Without the images, write out the whole listing exactly.

### Supplied data
__________________________________________________

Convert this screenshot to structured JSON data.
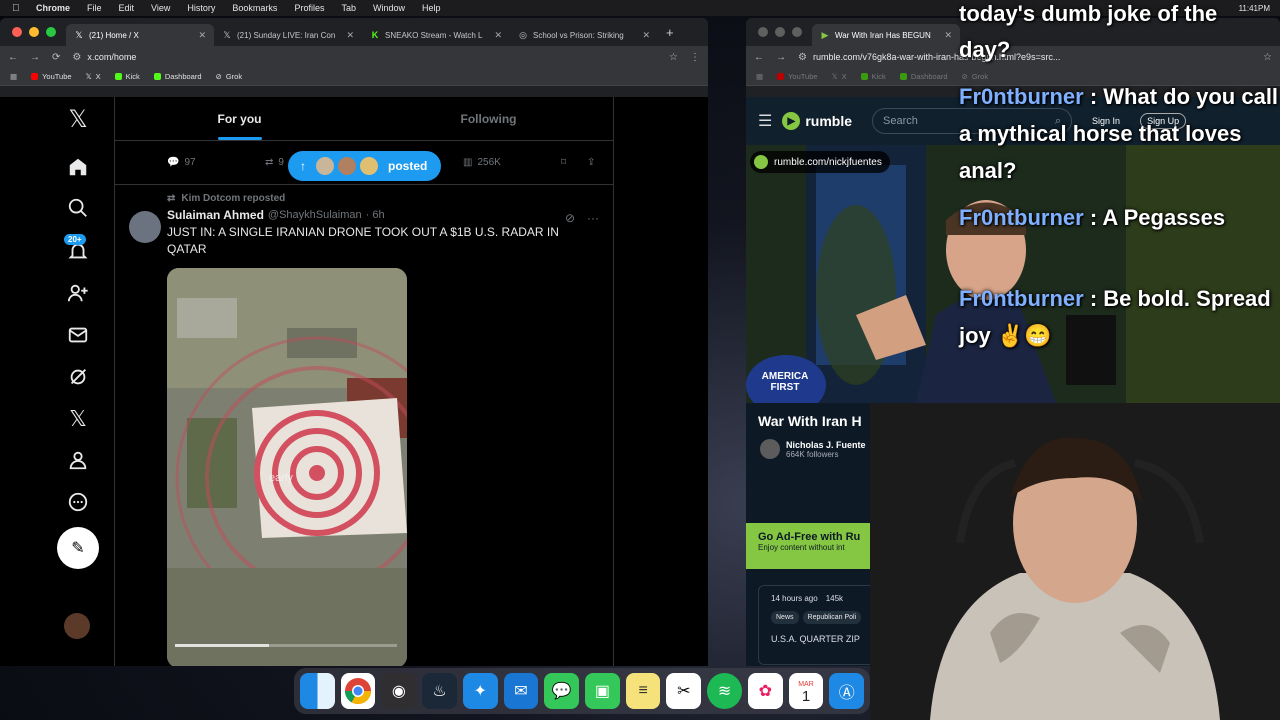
{
  "menubar": {
    "app": "Chrome",
    "items": [
      "File",
      "Edit",
      "View",
      "History",
      "Bookmarks",
      "Profiles",
      "Tab",
      "Window",
      "Help"
    ],
    "clock": "11:41PM"
  },
  "left_window": {
    "tabs": [
      {
        "title": "(21) Home / X",
        "active": true
      },
      {
        "title": "(21) Sunday LIVE: Iran Con",
        "active": false
      },
      {
        "title": "SNEAKO Stream - Watch L",
        "active": false
      },
      {
        "title": "School vs Prison: Striking",
        "active": false
      }
    ],
    "url": "x.com/home",
    "bookmarks": [
      {
        "label": "YouTube",
        "color": "#ff0000"
      },
      {
        "label": "X",
        "color": "#ffffff"
      },
      {
        "label": "Kick",
        "color": "#53fc18"
      },
      {
        "label": "Dashboard",
        "color": "#53fc18"
      },
      {
        "label": "Grok",
        "color": "#ffffff"
      }
    ]
  },
  "x": {
    "notification_badge": "20+",
    "feed_tabs": [
      "For you",
      "Following"
    ],
    "action_counts": {
      "replies": "97",
      "reposts": "9",
      "views": "256K"
    },
    "new_posts_pill": "posted",
    "tweet": {
      "reposted_by": "Kim Dotcom reposted",
      "name": "Sulaiman Ahmed",
      "handle": "@ShaykhSulaiman",
      "time": "· 6h",
      "text": "JUST IN: A SINGLE IRANIAN DRONE TOOK OUT A $1B U.S. RADAR IN QATAR",
      "media_caption": "early"
    }
  },
  "right_window": {
    "tab_title": "War With Iran Has BEGUN",
    "url": "rumble.com/v76gk8a-war-with-iran-has-begun.html?e9s=src...",
    "bookmarks": [
      "YouTube",
      "X",
      "Kick",
      "Dashboard",
      "Grok"
    ]
  },
  "rumble": {
    "logo": "rumble",
    "search_placeholder": "Search",
    "sign_in": "Sign In",
    "sign_up": "Sign Up",
    "channel_link": "rumble.com/nickjfuentes",
    "hat_text": "AMERICA FIRST",
    "video_title": "War With Iran H",
    "channel_name": "Nicholas J. Fuente",
    "followers": "664K followers",
    "promo_title": "Go Ad-Free with Ru",
    "promo_sub": "Enjoy content without int",
    "meta_time": "14 hours ago",
    "meta_views": "145k",
    "tags": [
      "News",
      "Republican Poli"
    ],
    "description": "U.S.A. QUARTER ZIP"
  },
  "chat": {
    "header": "today's dumb joke of the day?",
    "messages": [
      {
        "user": "Fr0ntburner",
        "text": ": What do you call a mythical horse that loves anal?"
      },
      {
        "user": "Fr0ntburner",
        "text": ": A Pegasses"
      },
      {
        "user": "Fr0ntburner",
        "text": ": Be bold. Spread joy ✌️😁"
      }
    ]
  },
  "dock": {
    "apps": [
      "finder",
      "chrome",
      "obs",
      "steam",
      "safari",
      "mail",
      "messages",
      "facetime",
      "notes",
      "capcut",
      "spotify",
      "photos",
      "calendar",
      "app-store"
    ],
    "calendar_month": "MAR",
    "calendar_day": "1"
  }
}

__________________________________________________

### Answer section
Convert this screenshot to structured JSON data.
{
  "menubar": {
    "app": "Chrome",
    "items": [
      "File",
      "Edit",
      "View",
      "History",
      "Bookmarks",
      "Profiles",
      "Tab",
      "Window",
      "Help"
    ],
    "clock": "11:41PM"
  },
  "left_window": {
    "tabs": [
      {
        "title": "(21) Home / X",
        "active": true
      },
      {
        "title": "(21) Sunday LIVE: Iran Con",
        "active": false
      },
      {
        "title": "SNEAKO Stream - Watch L",
        "active": false
      },
      {
        "title": "School vs Prison: Striking",
        "active": false
      }
    ],
    "url": "x.com/home",
    "bookmarks": [
      {
        "label": "YouTube",
        "color": "#ff0000"
      },
      {
        "label": "X",
        "color": "#ffffff"
      },
      {
        "label": "Kick",
        "color": "#53fc18"
      },
      {
        "label": "Dashboard",
        "color": "#53fc18"
      },
      {
        "label": "Grok",
        "color": "#ffffff"
      }
    ]
  },
  "x": {
    "notification_badge": "20+",
    "feed_tabs": [
      "For you",
      "Following"
    ],
    "action_counts": {
      "replies": "97",
      "reposts": "9",
      "views": "256K"
    },
    "new_posts_pill": "posted",
    "tweet": {
      "reposted_by": "Kim Dotcom reposted",
      "name": "Sulaiman Ahmed",
      "handle": "@ShaykhSulaiman",
      "time": "· 6h",
      "text": "JUST IN: A SINGLE IRANIAN DRONE TOOK OUT A $1B U.S. RADAR IN QATAR",
      "media_caption": "early"
    }
  },
  "right_window": {
    "tab_title": "War With Iran Has BEGUN",
    "url": "rumble.com/v76gk8a-war-with-iran-has-begun.html?e9s=src...",
    "bookmarks": [
      "YouTube",
      "X",
      "Kick",
      "Dashboard",
      "Grok"
    ]
  },
  "rumble": {
    "logo": "rumble",
    "search_placeholder": "Search",
    "sign_in": "Sign In",
    "sign_up": "Sign Up",
    "channel_link": "rumble.com/nickjfuentes",
    "hat_text": "AMERICA FIRST",
    "video_title": "War With Iran H",
    "channel_name": "Nicholas J. Fuente",
    "followers": "664K followers",
    "promo_title": "Go Ad-Free with Ru",
    "promo_sub": "Enjoy content without int",
    "meta_time": "14 hours ago",
    "meta_views": "145k",
    "tags": [
      "News",
      "Republican Poli"
    ],
    "description": "U.S.A. QUARTER ZIP"
  },
  "chat": {
    "header": "today's dumb joke of the day?",
    "messages": [
      {
        "user": "Fr0ntburner",
        "text": ": What do you call a mythical horse that loves anal?"
      },
      {
        "user": "Fr0ntburner",
        "text": ": A Pegasses"
      },
      {
        "user": "Fr0ntburner",
        "text": ": Be bold. Spread joy ✌️😁"
      }
    ]
  },
  "dock": {
    "apps": [
      "finder",
      "chrome",
      "obs",
      "steam",
      "safari",
      "mail",
      "messages",
      "facetime",
      "notes",
      "capcut",
      "spotify",
      "photos",
      "calendar",
      "app-store"
    ],
    "calendar_month": "MAR",
    "calendar_day": "1"
  }
}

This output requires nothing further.